**Task to complete:**
Copy down every line of the data that follows exactly. Omit the pictures.

──────── Source information ────────

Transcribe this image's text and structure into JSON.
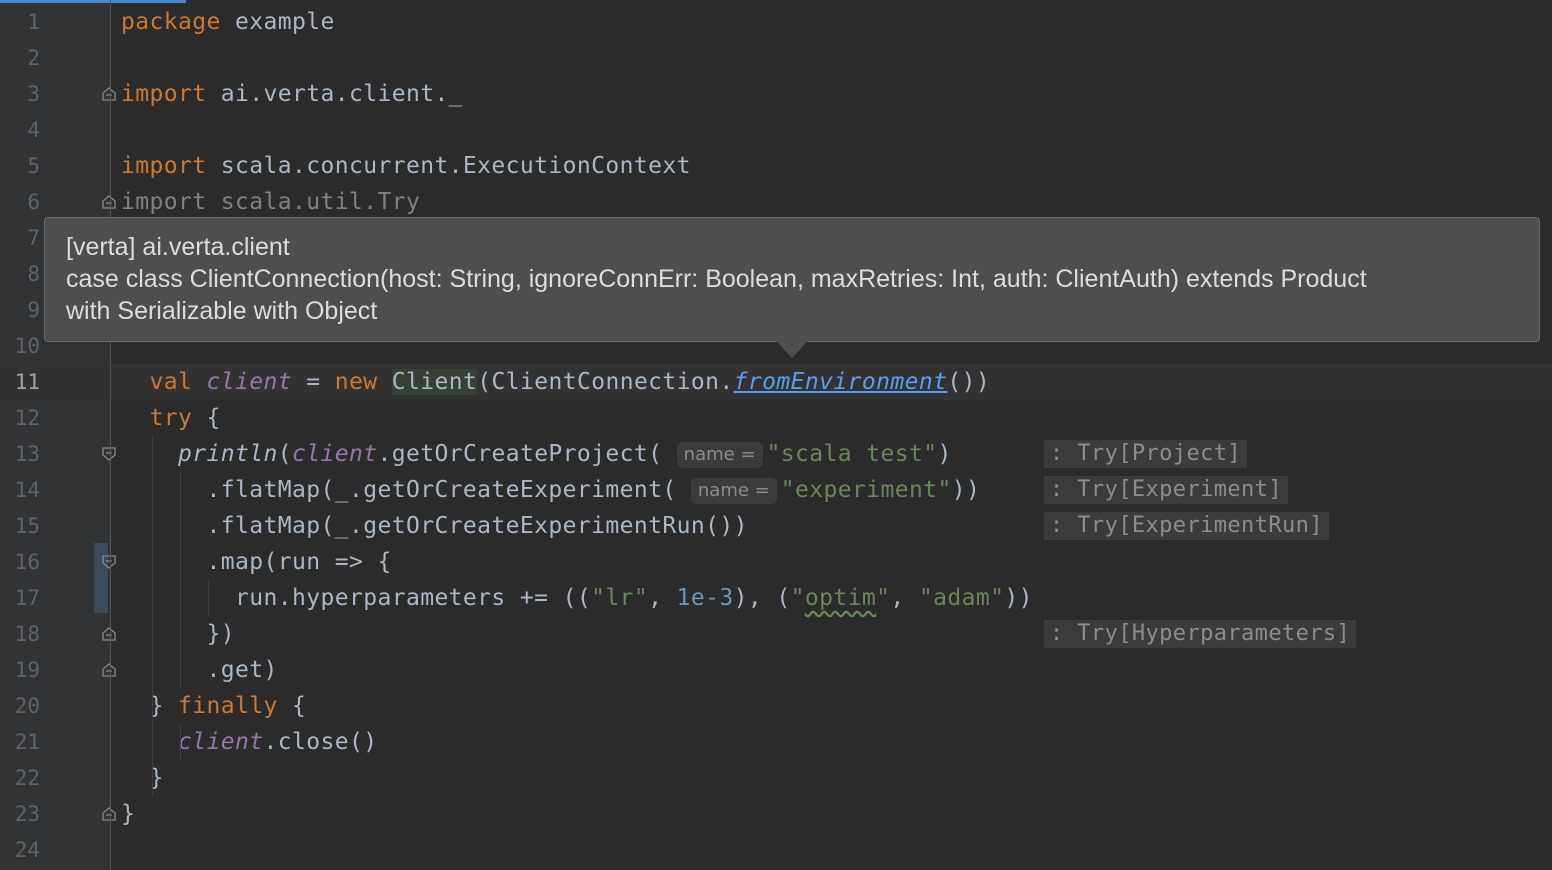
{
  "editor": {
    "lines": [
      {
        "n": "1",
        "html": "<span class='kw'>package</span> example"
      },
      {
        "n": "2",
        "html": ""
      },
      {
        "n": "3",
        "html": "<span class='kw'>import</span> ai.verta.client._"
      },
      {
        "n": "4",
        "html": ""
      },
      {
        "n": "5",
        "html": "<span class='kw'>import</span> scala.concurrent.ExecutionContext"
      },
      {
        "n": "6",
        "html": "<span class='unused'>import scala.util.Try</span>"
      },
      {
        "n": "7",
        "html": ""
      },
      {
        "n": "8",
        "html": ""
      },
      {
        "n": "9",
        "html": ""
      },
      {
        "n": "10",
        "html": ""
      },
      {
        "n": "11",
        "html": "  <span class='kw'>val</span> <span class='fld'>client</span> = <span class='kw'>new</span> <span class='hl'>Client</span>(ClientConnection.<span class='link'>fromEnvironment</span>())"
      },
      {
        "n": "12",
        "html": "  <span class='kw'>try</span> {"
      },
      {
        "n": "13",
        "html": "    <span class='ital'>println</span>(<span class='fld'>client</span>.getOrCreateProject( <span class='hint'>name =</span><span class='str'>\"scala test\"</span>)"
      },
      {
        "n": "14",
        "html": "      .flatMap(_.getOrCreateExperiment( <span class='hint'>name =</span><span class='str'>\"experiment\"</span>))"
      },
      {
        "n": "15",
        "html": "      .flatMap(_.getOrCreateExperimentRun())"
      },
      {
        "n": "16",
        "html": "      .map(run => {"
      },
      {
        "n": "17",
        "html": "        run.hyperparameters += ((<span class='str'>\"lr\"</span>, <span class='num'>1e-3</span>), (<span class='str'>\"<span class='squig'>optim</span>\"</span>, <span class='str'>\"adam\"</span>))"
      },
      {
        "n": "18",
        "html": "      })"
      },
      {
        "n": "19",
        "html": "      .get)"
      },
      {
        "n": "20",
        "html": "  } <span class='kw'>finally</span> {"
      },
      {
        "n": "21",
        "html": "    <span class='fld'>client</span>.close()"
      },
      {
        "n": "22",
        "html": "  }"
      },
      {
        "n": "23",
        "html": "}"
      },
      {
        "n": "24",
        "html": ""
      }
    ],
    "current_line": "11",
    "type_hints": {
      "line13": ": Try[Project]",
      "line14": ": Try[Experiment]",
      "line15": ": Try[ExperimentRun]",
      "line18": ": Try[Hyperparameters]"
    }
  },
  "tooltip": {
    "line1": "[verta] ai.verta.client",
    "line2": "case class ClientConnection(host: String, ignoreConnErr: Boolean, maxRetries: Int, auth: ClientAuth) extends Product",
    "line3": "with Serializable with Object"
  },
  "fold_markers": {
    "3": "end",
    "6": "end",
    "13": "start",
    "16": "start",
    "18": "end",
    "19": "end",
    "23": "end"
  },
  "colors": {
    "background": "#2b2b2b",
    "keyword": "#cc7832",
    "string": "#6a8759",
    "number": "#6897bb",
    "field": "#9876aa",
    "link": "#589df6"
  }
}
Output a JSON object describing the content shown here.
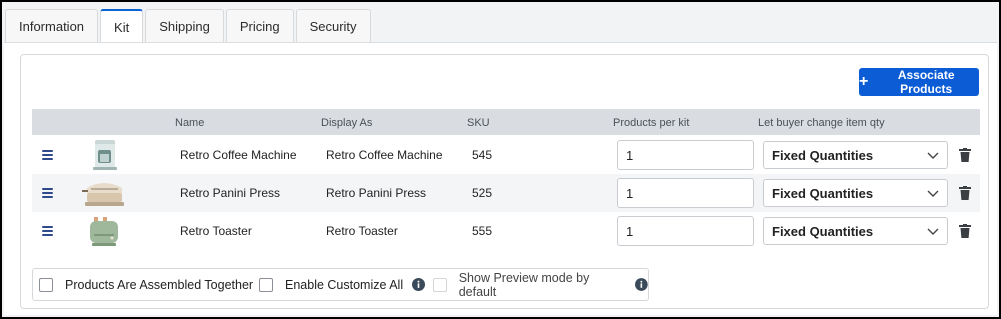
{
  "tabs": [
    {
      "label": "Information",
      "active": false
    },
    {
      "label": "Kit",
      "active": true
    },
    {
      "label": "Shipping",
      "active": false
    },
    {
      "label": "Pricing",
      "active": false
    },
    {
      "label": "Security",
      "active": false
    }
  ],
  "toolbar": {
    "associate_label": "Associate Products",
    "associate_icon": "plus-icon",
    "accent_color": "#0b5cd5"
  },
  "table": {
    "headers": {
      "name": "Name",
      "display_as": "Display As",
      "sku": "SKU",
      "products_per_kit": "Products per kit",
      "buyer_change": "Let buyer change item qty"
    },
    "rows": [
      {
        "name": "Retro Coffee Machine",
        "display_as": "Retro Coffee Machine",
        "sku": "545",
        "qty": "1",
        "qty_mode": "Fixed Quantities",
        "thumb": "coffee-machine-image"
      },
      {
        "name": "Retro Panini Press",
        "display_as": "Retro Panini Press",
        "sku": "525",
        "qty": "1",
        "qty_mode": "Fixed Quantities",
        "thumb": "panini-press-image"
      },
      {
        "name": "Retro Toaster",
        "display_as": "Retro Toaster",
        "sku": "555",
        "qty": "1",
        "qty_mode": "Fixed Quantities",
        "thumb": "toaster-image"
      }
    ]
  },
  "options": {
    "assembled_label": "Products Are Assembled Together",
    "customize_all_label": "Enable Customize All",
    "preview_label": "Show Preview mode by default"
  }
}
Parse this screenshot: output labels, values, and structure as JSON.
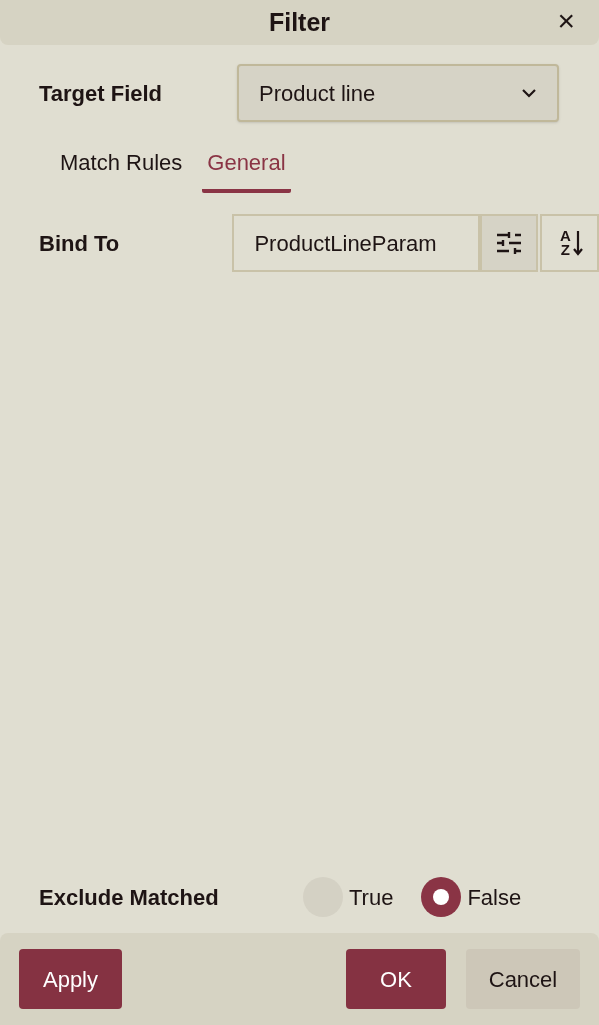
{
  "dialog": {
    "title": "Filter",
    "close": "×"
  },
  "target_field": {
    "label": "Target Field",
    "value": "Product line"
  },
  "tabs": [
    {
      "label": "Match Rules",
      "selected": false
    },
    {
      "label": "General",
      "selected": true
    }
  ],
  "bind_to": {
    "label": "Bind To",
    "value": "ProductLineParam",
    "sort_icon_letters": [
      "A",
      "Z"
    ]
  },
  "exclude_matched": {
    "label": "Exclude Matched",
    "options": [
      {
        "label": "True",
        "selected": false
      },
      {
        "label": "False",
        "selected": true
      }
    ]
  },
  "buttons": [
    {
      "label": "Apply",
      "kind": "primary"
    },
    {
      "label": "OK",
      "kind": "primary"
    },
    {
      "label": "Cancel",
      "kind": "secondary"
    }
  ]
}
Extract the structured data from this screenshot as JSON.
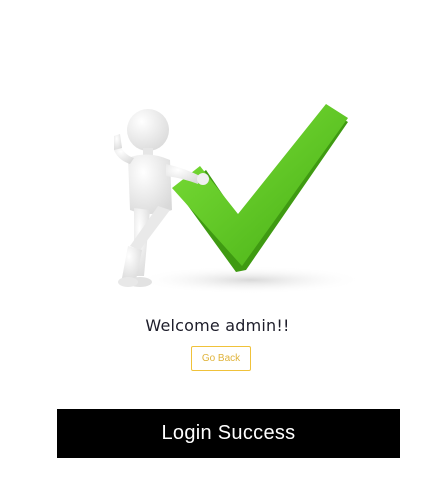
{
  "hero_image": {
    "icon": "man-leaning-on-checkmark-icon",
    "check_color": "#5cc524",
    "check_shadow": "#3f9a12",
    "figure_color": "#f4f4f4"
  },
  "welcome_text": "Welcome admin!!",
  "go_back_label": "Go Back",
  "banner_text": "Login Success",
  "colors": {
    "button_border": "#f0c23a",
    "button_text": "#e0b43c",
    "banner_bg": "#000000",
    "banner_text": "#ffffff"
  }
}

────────

**Your response:**
Transcribe this image's text and structure into JSON.
{
  "editor": {
    "lines": [
      {
        "n": "1",
        "html": "<span class='kw'>package</span> example"
      },
      {
        "n": "2",
        "html": ""
      },
      {
        "n": "3",
        "html": "<span class='kw'>import</span> ai.verta.client._"
      },
      {
        "n": "4",
        "html": ""
      },
      {
        "n": "5",
        "html": "<span class='kw'>import</span> scala.concurrent.ExecutionContext"
      },
      {
        "n": "6",
        "html": "<span class='unused'>import scala.util.Try</span>"
      },
      {
        "n": "7",
        "html": ""
      },
      {
        "n": "8",
        "html": ""
      },
      {
        "n": "9",
        "html": ""
      },
      {
        "n": "10",
        "html": ""
      },
      {
        "n": "11",
        "html": "  <span class='kw'>val</span> <span class='fld'>client</span> = <span class='kw'>new</span> <span class='hl'>Client</span>(ClientConnection.<span class='link'>fromEnvironment</span>())"
      },
      {
        "n": "12",
        "html": "  <span class='kw'>try</span> {"
      },
      {
        "n": "13",
        "html": "    <span class='ital'>println</span>(<span class='fld'>client</span>.getOrCreateProject( <span class='hint'>name =</span><span class='str'>\"scala test\"</span>)"
      },
      {
        "n": "14",
        "html": "      .flatMap(_.getOrCreateExperiment( <span class='hint'>name =</span><span class='str'>\"experiment\"</span>))"
      },
      {
        "n": "15",
        "html": "      .flatMap(_.getOrCreateExperimentRun())"
      },
      {
        "n": "16",
        "html": "      .map(run => {"
      },
      {
        "n": "17",
        "html": "        run.hyperparameters += ((<span class='str'>\"lr\"</span>, <span class='num'>1e-3</span>), (<span class='str'>\"<span class='squig'>optim</span>\"</span>, <span class='str'>\"adam\"</span>))"
      },
      {
        "n": "18",
        "html": "      })"
      },
      {
        "n": "19",
        "html": "      .get)"
      },
      {
        "n": "20",
        "html": "  } <span class='kw'>finally</span> {"
      },
      {
        "n": "21",
        "html": "    <span class='fld'>client</span>.close()"
      },
      {
        "n": "22",
        "html": "  }"
      },
      {
        "n": "23",
        "html": "}"
      },
      {
        "n": "24",
        "html": ""
      }
    ],
    "current_line": "11",
    "type_hints": {
      "line13": ": Try[Project]",
      "line14": ": Try[Experiment]",
      "line15": ": Try[ExperimentRun]",
      "line18": ": Try[Hyperparameters]"
    }
  },
  "tooltip": {
    "line1": "[verta] ai.verta.client",
    "line2": "case class ClientConnection(host: String, ignoreConnErr: Boolean, maxRetries: Int, auth: ClientAuth) extends Product",
    "line3": "with Serializable with Object"
  },
  "fold_markers": {
    "3": "end",
    "6": "end",
    "13": "start",
    "16": "start",
    "18": "end",
    "19": "end",
    "23": "end"
  },
  "colors": {
    "background": "#2b2b2b",
    "keyword": "#cc7832",
    "string": "#6a8759",
    "number": "#6897bb",
    "field": "#9876aa",
    "link": "#589df6"
  }
}
Output a JSON object describing the content shown here.
{
  "tabs": [
    {
      "label": "Information",
      "active": false
    },
    {
      "label": "Kit",
      "active": true
    },
    {
      "label": "Shipping",
      "active": false
    },
    {
      "label": "Pricing",
      "active": false
    },
    {
      "label": "Security",
      "active": false
    }
  ],
  "toolbar": {
    "associate_label": "Associate Products",
    "associate_icon": "plus-icon",
    "accent_color": "#0b5cd5"
  },
  "table": {
    "headers": {
      "name": "Name",
      "display_as": "Display As",
      "sku": "SKU",
      "products_per_kit": "Products per kit",
      "buyer_change": "Let buyer change item qty"
    },
    "rows": [
      {
        "name": "Retro Coffee Machine",
        "display_as": "Retro Coffee Machine",
        "sku": "545",
        "qty": "1",
        "qty_mode": "Fixed Quantities",
        "thumb": "coffee-machine-image"
      },
      {
        "name": "Retro Panini Press",
        "display_as": "Retro Panini Press",
        "sku": "525",
        "qty": "1",
        "qty_mode": "Fixed Quantities",
        "thumb": "panini-press-image"
      },
      {
        "name": "Retro Toaster",
        "display_as": "Retro Toaster",
        "sku": "555",
        "qty": "1",
        "qty_mode": "Fixed Quantities",
        "thumb": "toaster-image"
      }
    ]
  },
  "options": {
    "assembled_label": "Products Are Assembled Together",
    "customize_all_label": "Enable Customize All",
    "preview_label": "Show Preview mode by default"
  }
}
Parse this screenshot: output labels, values, and structure as JSON.
{
  "dialog": {
    "title": "Filter",
    "close": "×"
  },
  "target_field": {
    "label": "Target Field",
    "value": "Product line"
  },
  "tabs": [
    {
      "label": "Match Rules",
      "selected": false
    },
    {
      "label": "General",
      "selected": true
    }
  ],
  "bind_to": {
    "label": "Bind To",
    "value": "ProductLineParam",
    "sort_icon_letters": [
      "A",
      "Z"
    ]
  },
  "exclude_matched": {
    "label": "Exclude Matched",
    "options": [
      {
        "label": "True",
        "selected": false
      },
      {
        "label": "False",
        "selected": true
      }
    ]
  },
  "buttons": [
    {
      "label": "Apply",
      "kind": "primary"
    },
    {
      "label": "OK",
      "kind": "primary"
    },
    {
      "label": "Cancel",
      "kind": "secondary"
    }
  ]
}
Extract the structured data from this screenshot as JSON.
{
  "hero_image": {
    "icon": "man-leaning-on-checkmark-icon",
    "check_color": "#5cc524",
    "check_shadow": "#3f9a12",
    "figure_color": "#f4f4f4"
  },
  "welcome_text": "Welcome admin!!",
  "go_back_label": "Go Back",
  "banner_text": "Login Success",
  "colors": {
    "button_border": "#f0c23a",
    "button_text": "#e0b43c",
    "banner_bg": "#000000",
    "banner_text": "#ffffff"
  }
}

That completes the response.